Element data from apps and pages:
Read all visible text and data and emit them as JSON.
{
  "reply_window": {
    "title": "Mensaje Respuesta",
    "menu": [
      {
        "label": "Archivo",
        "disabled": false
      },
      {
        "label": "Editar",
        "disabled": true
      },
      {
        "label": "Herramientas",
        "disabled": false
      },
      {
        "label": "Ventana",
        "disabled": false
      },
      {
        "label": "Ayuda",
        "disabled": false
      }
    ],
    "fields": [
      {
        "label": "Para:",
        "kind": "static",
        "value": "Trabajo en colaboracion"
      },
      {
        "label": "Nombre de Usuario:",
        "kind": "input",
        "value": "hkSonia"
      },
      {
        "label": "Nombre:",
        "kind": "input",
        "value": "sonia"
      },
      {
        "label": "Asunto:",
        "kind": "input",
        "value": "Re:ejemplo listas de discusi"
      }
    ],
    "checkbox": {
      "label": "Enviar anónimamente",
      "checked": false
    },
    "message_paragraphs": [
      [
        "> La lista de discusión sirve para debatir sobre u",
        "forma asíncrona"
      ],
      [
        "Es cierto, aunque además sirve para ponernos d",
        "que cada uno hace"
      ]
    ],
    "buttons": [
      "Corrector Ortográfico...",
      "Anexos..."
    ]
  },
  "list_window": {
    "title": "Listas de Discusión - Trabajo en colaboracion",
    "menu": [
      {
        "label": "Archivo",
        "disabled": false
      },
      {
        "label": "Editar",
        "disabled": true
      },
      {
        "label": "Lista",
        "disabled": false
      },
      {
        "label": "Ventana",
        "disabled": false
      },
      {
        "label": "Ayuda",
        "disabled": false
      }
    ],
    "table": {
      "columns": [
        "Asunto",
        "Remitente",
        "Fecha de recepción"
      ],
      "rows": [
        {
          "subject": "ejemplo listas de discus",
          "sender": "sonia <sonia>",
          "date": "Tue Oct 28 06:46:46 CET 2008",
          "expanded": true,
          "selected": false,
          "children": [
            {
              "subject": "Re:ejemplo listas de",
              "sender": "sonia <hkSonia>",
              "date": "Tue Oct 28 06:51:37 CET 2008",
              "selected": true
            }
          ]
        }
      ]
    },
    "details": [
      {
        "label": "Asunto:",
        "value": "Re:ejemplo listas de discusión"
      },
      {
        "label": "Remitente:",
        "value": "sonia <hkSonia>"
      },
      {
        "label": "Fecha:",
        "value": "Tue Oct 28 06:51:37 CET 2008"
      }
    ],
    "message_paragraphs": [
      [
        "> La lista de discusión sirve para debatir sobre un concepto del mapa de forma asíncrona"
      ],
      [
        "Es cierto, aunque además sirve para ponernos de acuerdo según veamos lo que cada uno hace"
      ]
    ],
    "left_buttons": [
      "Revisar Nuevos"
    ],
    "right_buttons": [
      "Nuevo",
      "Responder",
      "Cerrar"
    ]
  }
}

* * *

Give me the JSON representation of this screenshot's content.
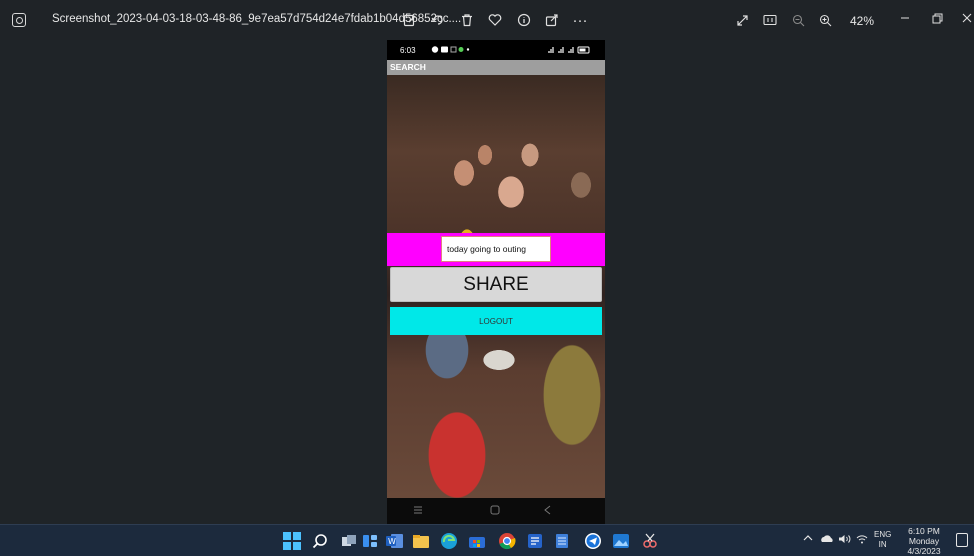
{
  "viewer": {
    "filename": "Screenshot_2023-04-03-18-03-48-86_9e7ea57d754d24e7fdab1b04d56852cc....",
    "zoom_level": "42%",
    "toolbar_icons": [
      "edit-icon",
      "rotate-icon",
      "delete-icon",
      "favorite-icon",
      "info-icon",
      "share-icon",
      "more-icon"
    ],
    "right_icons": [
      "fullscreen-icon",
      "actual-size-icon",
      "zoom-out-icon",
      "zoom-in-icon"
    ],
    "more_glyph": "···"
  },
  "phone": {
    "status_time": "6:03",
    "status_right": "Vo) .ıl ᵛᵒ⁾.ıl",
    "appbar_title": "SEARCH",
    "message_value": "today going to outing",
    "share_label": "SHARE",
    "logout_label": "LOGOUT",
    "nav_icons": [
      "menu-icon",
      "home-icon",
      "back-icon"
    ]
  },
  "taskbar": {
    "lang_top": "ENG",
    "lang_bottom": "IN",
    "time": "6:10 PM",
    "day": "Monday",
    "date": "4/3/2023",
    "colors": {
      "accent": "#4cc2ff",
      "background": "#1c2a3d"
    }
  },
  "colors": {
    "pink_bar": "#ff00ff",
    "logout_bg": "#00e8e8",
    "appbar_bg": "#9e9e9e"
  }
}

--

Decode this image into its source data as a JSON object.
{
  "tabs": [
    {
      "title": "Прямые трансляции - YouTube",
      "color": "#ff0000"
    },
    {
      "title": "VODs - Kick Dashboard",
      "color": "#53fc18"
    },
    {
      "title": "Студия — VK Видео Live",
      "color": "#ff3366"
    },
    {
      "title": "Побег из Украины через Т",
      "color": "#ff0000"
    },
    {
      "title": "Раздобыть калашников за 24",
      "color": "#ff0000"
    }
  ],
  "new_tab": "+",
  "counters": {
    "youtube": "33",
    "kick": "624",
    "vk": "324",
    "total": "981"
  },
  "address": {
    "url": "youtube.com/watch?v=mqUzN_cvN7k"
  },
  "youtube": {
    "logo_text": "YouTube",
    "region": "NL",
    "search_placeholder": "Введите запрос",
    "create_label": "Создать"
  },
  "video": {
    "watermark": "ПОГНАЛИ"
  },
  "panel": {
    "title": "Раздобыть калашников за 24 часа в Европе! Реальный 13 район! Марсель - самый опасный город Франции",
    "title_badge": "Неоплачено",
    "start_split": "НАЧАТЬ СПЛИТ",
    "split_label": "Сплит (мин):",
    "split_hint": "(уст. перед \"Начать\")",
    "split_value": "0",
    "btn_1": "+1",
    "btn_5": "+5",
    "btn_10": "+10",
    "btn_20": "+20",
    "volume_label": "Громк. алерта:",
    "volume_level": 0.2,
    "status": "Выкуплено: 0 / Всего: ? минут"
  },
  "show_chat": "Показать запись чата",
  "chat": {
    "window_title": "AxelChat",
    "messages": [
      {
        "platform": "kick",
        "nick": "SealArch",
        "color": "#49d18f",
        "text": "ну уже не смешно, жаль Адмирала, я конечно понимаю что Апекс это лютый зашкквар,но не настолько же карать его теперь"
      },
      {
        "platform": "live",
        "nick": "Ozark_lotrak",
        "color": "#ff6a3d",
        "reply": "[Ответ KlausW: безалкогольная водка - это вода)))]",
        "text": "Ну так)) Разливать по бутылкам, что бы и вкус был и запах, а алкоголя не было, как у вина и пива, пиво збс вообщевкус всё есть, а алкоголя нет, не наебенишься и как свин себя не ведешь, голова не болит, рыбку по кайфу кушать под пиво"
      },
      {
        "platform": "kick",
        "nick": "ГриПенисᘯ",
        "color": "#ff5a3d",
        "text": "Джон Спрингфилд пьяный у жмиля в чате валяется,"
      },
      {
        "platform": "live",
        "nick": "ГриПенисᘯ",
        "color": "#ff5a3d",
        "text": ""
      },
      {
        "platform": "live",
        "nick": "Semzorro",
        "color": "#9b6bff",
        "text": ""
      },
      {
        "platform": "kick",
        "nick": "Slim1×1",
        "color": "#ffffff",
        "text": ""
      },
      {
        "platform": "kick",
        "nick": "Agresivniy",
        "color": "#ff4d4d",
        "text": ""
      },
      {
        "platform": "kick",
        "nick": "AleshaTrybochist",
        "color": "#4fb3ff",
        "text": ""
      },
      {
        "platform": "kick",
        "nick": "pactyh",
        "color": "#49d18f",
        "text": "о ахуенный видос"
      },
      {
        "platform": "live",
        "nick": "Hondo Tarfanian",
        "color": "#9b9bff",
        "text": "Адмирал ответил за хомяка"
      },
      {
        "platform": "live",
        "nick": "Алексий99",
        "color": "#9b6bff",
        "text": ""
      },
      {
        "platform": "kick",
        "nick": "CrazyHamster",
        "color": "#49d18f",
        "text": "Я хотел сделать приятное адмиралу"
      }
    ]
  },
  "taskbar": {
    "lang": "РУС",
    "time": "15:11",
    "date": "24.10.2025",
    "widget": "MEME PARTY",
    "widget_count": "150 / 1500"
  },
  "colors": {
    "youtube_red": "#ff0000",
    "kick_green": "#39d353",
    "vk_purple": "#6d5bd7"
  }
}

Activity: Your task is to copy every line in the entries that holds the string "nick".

Completed task:
        "nick": "SealArch",
        "nick": "Ozark_lotrak",
        "nick": "ГриПенисᘯ",
        "nick": "ГриПенисᘯ",
        "nick": "Semzorro",
        "nick": "Slim1×1",
        "nick": "Agresivniy",
        "nick": "AleshaTrybochist",
        "nick": "pactyh",
        "nick": "Hondo Tarfanian",
        "nick": "Алексий99",
        "nick": "CrazyHamster",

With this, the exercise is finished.